* Instructions to follow *
Pull every line holding the string "name" from the records below.

[Dataset items]
▼▼▼
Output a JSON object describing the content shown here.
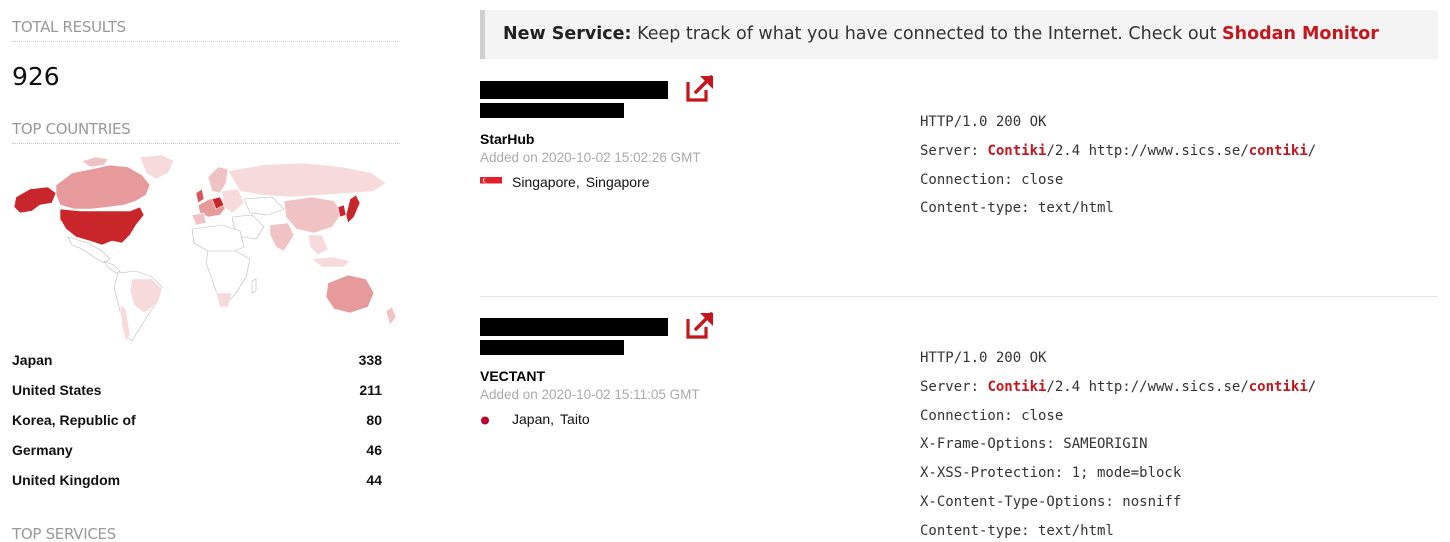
{
  "sidebar": {
    "total_results_title": "TOTAL RESULTS",
    "total_results_count": "926",
    "top_countries_title": "TOP COUNTRIES",
    "countries": [
      {
        "name": "Japan",
        "count": "338"
      },
      {
        "name": "United States",
        "count": "211"
      },
      {
        "name": "Korea, Republic of",
        "count": "80"
      },
      {
        "name": "Germany",
        "count": "46"
      },
      {
        "name": "United Kingdom",
        "count": "44"
      }
    ],
    "top_services_title": "TOP SERVICES"
  },
  "notice": {
    "label": "New Service:",
    "text": " Keep track of what you have connected to the Internet. Check out ",
    "link": "Shodan Monitor"
  },
  "results": [
    {
      "org": "StarHub",
      "added": "Added on 2020-10-02 15:02:26 GMT",
      "country": "Singapore,",
      "city": "Singapore",
      "flag_icon": "singapore-flag-icon",
      "banner": {
        "status": "HTTP/1.0 200 OK",
        "server_prefix": "Server: ",
        "server_hl": "Contiki",
        "server_mid": "/2.4 http://www.sics.se/",
        "server_hl2": "contiki",
        "server_end": "/",
        "lines": [
          "Connection: close",
          "Content-type: text/html"
        ]
      }
    },
    {
      "org": "VECTANT",
      "added": "Added on 2020-10-02 15:11:05 GMT",
      "country": "Japan,",
      "city": "Taito",
      "flag_icon": "japan-flag-icon",
      "banner": {
        "status": "HTTP/1.0 200 OK",
        "server_prefix": "Server: ",
        "server_hl": "Contiki",
        "server_mid": "/2.4 http://www.sics.se/",
        "server_hl2": "contiki",
        "server_end": "/",
        "lines": [
          "Connection: close",
          "X-Frame-Options: SAMEORIGIN",
          "X-XSS-Protection: 1; mode=block",
          "X-Content-Type-Options: nosniff",
          "Content-type: text/html"
        ]
      }
    }
  ],
  "colors": {
    "accent": "#c4161c",
    "muted": "#999999"
  }
}
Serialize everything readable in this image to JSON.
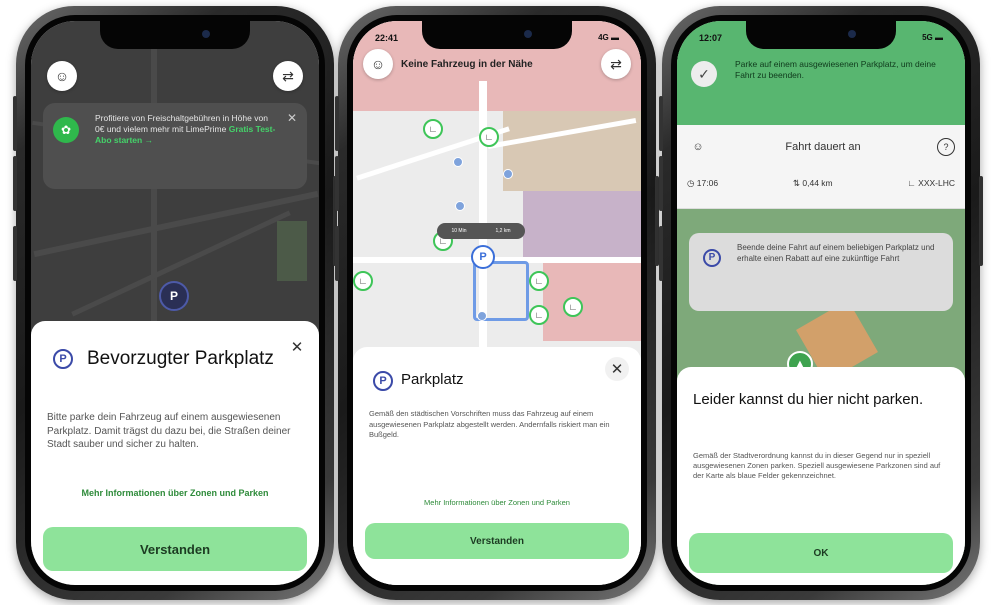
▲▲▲
* Exercise solution *
        "name": "Japan",
        "name": "United States",
        "name": "Korea, Republic of",
        "name": "Germany",
        "name": "United Kingdom",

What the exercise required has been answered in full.